That's a lot of firsts, especially for a small operation. You've proven yourselves adept at turning obstacles into challenges and then rising to them. The alternative press in America could learn a lot from you. How did you become interested in examining the underbelly of American elections?
Through 2002, we had been following the drumbeats to war and publishing dissident views on the subject. Perhaps because of our coverage of that and issues like "Unanswered Questions" we were added to the press release distribution list being run by [BlackBoxVoting.org founder and director] Bev Harris.
In October 2002, we published a press release "Republicans Make the US Elections Voting Machines" from Bev Harris.
On the eve of the 2002 midterm elections, ES&S demanded removal of the article "Voting Machine Company Demands Removal Of Articles". We did not comply and instead published several more releases from Bev Harris.
On 12 November a week after the midterms, I personally decided to look a bit deeper into the record and published "American Coup: Mid-Term Election Polls vs Actuals" a report which found a pattern of inconsistencies around the critical senate and gubernatorial races which occurred in that election round.
That article, and several of the Bev Harris ones, were picked up by several big US websites - notably by Mark Karlin at Buzzflash.com and achieved very high levels of traffic. Little did we realize what was to come next.
Don't stop there, Alastair.
Well, the first thing that happened is that the story was hard to get traction around. Not only was it hard to get anyone to report anything about the subject, but criticism for us daring to attack the credibility of election results came thick and fast. But there was also considerable support.
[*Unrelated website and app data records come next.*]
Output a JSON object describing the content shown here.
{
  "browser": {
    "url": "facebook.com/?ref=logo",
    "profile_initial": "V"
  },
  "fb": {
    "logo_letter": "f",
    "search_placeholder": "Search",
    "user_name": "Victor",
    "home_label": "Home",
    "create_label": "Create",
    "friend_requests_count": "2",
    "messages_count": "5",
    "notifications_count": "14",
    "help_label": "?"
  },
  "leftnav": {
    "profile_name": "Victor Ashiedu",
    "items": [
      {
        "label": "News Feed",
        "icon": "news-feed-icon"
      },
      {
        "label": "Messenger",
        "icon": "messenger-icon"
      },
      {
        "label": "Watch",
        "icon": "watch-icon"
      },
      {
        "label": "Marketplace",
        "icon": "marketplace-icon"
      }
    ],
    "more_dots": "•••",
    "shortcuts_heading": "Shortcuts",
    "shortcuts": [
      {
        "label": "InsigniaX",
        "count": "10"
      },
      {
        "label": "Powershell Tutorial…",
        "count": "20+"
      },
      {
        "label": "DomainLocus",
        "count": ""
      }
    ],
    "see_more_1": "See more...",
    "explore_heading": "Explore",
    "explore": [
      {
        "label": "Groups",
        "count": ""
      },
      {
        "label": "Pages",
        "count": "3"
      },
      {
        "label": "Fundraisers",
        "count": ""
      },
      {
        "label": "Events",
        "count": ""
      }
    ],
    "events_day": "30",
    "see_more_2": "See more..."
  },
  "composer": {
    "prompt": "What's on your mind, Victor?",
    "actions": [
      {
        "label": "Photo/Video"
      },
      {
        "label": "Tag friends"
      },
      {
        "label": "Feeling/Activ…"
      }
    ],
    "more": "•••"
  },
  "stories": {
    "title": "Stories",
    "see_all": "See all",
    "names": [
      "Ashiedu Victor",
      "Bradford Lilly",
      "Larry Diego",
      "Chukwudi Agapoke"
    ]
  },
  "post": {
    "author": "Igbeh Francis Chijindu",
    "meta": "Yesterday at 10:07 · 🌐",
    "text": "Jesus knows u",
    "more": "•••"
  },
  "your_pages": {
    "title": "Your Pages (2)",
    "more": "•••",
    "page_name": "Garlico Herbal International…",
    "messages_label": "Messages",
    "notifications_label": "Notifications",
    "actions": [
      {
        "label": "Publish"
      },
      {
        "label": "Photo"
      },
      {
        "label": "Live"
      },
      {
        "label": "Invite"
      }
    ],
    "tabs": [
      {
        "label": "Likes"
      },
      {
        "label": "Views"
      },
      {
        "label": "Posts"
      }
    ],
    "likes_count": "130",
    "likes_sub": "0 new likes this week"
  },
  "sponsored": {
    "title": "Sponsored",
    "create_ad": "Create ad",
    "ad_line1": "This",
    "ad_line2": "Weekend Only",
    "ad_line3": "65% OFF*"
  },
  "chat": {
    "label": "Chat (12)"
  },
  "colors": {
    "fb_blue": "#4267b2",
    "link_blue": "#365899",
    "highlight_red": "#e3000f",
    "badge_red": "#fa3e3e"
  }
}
It was a fun time.
William Rivers Pitt was one of the first off the blocks to touch on the subject and Faun Otter had already written on it. Scoop started following the story closely and publishing anything we could find.
Then, in February 2003, we had a breakthrough - Bev Harris found an open FTP site with all the source code to the Diebold voting machines. These reports were closely followed by a report in the Guardian Newspaper and this fantastic report out of Baltimore. Salon's Farhad Manjoo joined the beat a few days later.
Scoop was rapidly becoming a clearing house for information on this new and fascinating area of inquiry. Bev Harris was telling me she was onto some really big material, (she rang to tell me) but then went a bit quiet. In March, elements of the Democratic Party finally woke up to what was going on.
But the big break was still ahead - it was to do with the breakthrough in February and the cache of Diebold source files.
Let's pause here, Alastair. Our readers are invited to join us shortly for the second part of this interview.